- _WORK TO BE COMPLETED_:
Repeat the data exactly. Pictures are not part of the copy.

BEGIN SOURCE MATERIAL

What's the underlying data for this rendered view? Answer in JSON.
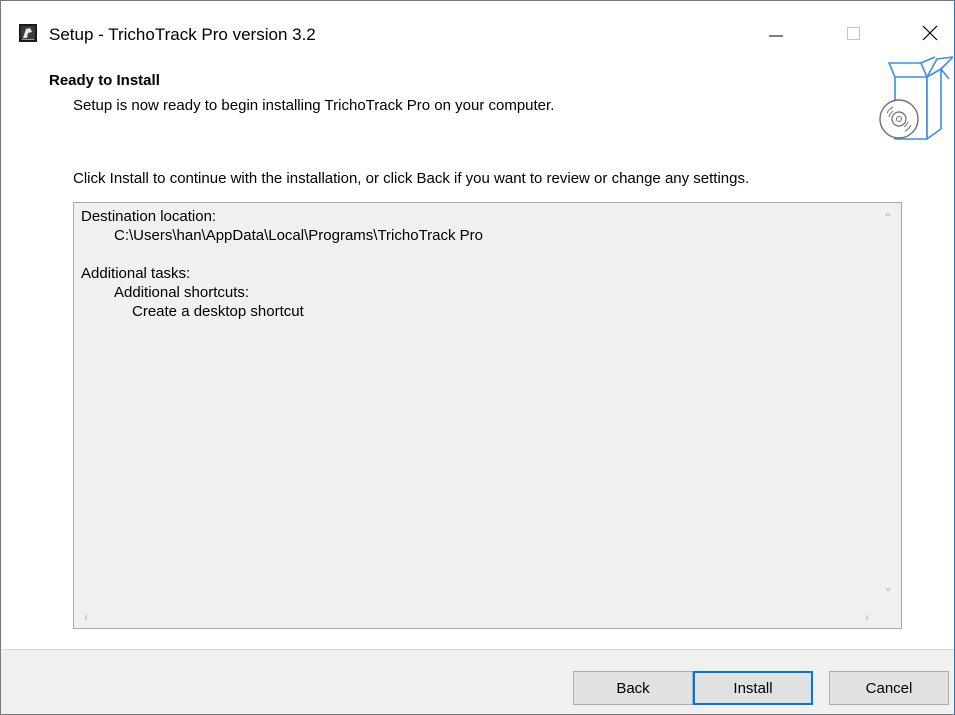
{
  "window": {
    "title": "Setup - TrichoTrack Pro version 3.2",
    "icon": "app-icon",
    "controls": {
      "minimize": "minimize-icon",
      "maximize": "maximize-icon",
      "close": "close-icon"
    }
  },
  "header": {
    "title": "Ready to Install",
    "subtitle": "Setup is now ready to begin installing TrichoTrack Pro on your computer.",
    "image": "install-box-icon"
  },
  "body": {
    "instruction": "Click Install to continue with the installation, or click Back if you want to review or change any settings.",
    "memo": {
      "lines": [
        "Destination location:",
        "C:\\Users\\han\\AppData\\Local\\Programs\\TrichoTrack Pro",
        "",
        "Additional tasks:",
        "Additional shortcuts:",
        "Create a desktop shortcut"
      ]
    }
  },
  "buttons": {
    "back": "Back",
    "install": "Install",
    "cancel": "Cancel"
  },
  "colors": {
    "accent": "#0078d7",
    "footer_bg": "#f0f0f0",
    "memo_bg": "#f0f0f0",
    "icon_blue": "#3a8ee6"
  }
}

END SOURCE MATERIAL

- _RESPONSE TO THIS TASK_:
What's the underlying data for this rendered view? Answer in JSON.
{
  "window": {
    "title": "Setup - TrichoTrack Pro version 3.2",
    "icon": "app-icon",
    "controls": {
      "minimize": "minimize-icon",
      "maximize": "maximize-icon",
      "close": "close-icon"
    }
  },
  "header": {
    "title": "Ready to Install",
    "subtitle": "Setup is now ready to begin installing TrichoTrack Pro on your computer.",
    "image": "install-box-icon"
  },
  "body": {
    "instruction": "Click Install to continue with the installation, or click Back if you want to review or change any settings.",
    "memo": {
      "lines": [
        "Destination location:",
        "C:\\Users\\han\\AppData\\Local\\Programs\\TrichoTrack Pro",
        "",
        "Additional tasks:",
        "Additional shortcuts:",
        "Create a desktop shortcut"
      ]
    }
  },
  "buttons": {
    "back": "Back",
    "install": "Install",
    "cancel": "Cancel"
  },
  "colors": {
    "accent": "#0078d7",
    "footer_bg": "#f0f0f0",
    "memo_bg": "#f0f0f0",
    "icon_blue": "#3a8ee6"
  }
}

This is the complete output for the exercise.